Chatter from the Cheap Seats: Rise of Sports Fandom Memoirs

Every weekend throughout the fall, grown men (and the occasional women) will break out their battle armor, war paint, random pieces of wood — RIP Barrel Man — and foam cheddar wedges all in the name of football. You’ll see them at every stadium, on every scoreboard, and in every telecast of America’s favorite sport.… »9/30/15 1:06pm9/30/15 1:06pm

William Finnegan on Surfing, Obsession, and Beauty in 'Barbarian Days'

William Finnegan knows surfing. He also knows traveling, reporting, writing, reading, growing, and living. In his latest book, the memoir Barbarian Days: A Surfing Life, Finnegan touches on all of these things, and manages to do so in a way that is fluid and poetic, but not precious nor sentimental. Barbarian Days is… »7/21/15 9:44am7/21/15 9:44am

Top 5 for the $10: Lady Scientists Who Should Grace American Currency

Beginning with the 2020 print run, the ten dollar bill will boast a new face — the first woman on paper currency since Martha Washington and Pocahontas graced nineteenth-century notes. Alongside the bust of Alexander Hamilton — creative ways to keep him around are in the works — will go a still-unchosen woman who will… »7/09/15 3:35pm7/09/15 3:35pm

Origin Stories: Chris McDougall on the Greek Ideal of Heroism

When Christopher McDougall wrote his first book, Born to Run, he didn’t know what to expect. A hybrid travelogue, adventure story, cultural study, and self-help manual, it was a quirky, hard-to-classify book. He certainly didn’t expect it to become a best-seller that would inspire thousands of runners to throw away… »4/22/15 1:19pm4/22/15 1:19pm

Dan Jenkins Has a Heavy Dose of Opinion on Golf, Twitter, and Tiger

Come the first week of April, writer Dan Jenkins will be at the Augusta National Golf Club covering the Masters. It will be his sixty-fifth visit to the major tournament, a world record that will stand the test of time like Jack Nicklaus winning the 1986 Masters at the ripe old age of forty-six. Jenkins is as bedrock… »3/23/15 2:53pm3/23/15 2:53pm

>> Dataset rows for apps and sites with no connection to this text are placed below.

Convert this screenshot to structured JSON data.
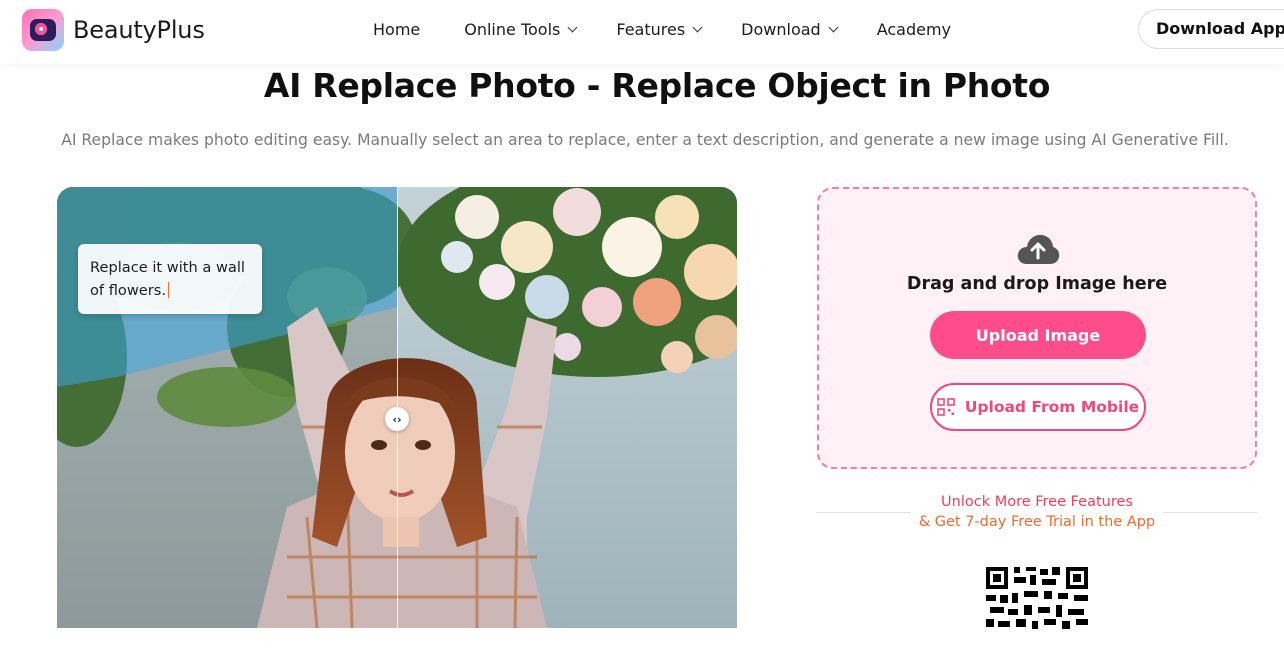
{
  "nav": {
    "brand": "BeautyPlus",
    "links": [
      {
        "label": "Home",
        "has_dropdown": false
      },
      {
        "label": "Online Tools",
        "has_dropdown": true
      },
      {
        "label": "Features",
        "has_dropdown": true
      },
      {
        "label": "Download",
        "has_dropdown": true
      },
      {
        "label": "Academy",
        "has_dropdown": false
      }
    ],
    "download_label": "Download App"
  },
  "hero": {
    "title": "AI Replace Photo - Replace Object in Photo",
    "subtitle": "AI Replace makes photo editing easy. Manually select an area to replace, enter a text description, and generate a new image using AI Generative Fill."
  },
  "demo": {
    "prompt_line1": "Replace it with a wall",
    "prompt_line2": "of flowers.",
    "handle_glyph": "‹›"
  },
  "upload": {
    "drag_text": "Drag and drop Image here",
    "upload_button": "Upload Image",
    "mobile_button": "Upload From Mobile",
    "icon": "cloud-upload-icon"
  },
  "promo": {
    "line1": "Unlock More Free Features",
    "line2": "& Get 7-day Free Trial in the App"
  },
  "colors": {
    "accent_pink": "#ff4d8b",
    "panel_bg": "#fff1f6",
    "panel_border": "#f07fa6",
    "promo_red": "#ee3f58",
    "promo_orange": "#f06a2b"
  }
}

As My Dad Says: Beer, Juggalos, and Twenty-First-Century Manhood 

If one was tasked with selecting one man as the archetype of the macho, fearless, self-sufficient, plays-by-his-own-rules American male, Daniel Boone would be right near the top. He was a pioneer, frontiersman, explorer, and soldier, and has been called the "founding father of westward expansion." Boone homesteaded,… »3/18/15 1:05pm3/18/15 1:05pm

Unstuck in Time with Bob Weide, Kurt Vonnegut’s Documentarian

In 1982, a young go-getter by the name of Robert Weide randomly typed a note to his literary hero. In it, the 22-year-old Weide mentioned that he had written and produced the documentary "The Marx Brothers in a Nutshell," which had recently been the highest-rated program in the history of PBS, and that he was hoping… »2/18/15 12:13pm2/18/15 12:13pm

(Mis)Quoth Poe Nevermore: 5 Funny Edgar Allan Poe Misattributions

This week — January 19, 2015 to be exact — marks the 206th birthday of Edgar Allan Poe, one of the most recognizable names in Western literature. Poe, a jack of all writing trades, is best known as the master of the macabre, with stories like The Pit and the Pendulum, The Mask of the Red Death, and The Tell-Tale Heart »1/22/15 2:43pm1/22/15 2:43pm

Pendulums, Clepsydras, and Such: A Brief History of Telling Time

New Year's Eve: the night we celebrate time. We count off the last ten seconds of the soon-to-be-last year while the ball drops to midnight, then dance into the new one reaching unhurriedly into the future. And in that stroke of midnight there is a myriad of tacit agreements, for time the concept would be hard to… »1/13/15 12:52pm1/13/15 12:52pm

Man, Myth, Legend: David Letterman and the End of a Late Night Era

A couple of weeks ago, I trekked into Times Square on a gloomy Thursday to pay homage to the king one last time. I was eleven when Dave took the spot after Johnny Carson, not quite old enough to watch it every night — and we wouldn't own a VCR to tape it for a few more years — but at an age where I caught it… »12/23/14 11:15am12/23/14 11:15am

Back to the Future: The Eerily Accurate Predictions of J.G. Ballard

This, above all else: beware the boring future. There are plenty of lessons to be learned from reading Extreme Metaphors: Interviews With J.G. Ballard 1967-2008, but this is the big one, something at which observers of technology and readers of science fiction will shudder with recognition. As befits a writer whose… »12/09/14 10:58pm12/09/14 10:58pm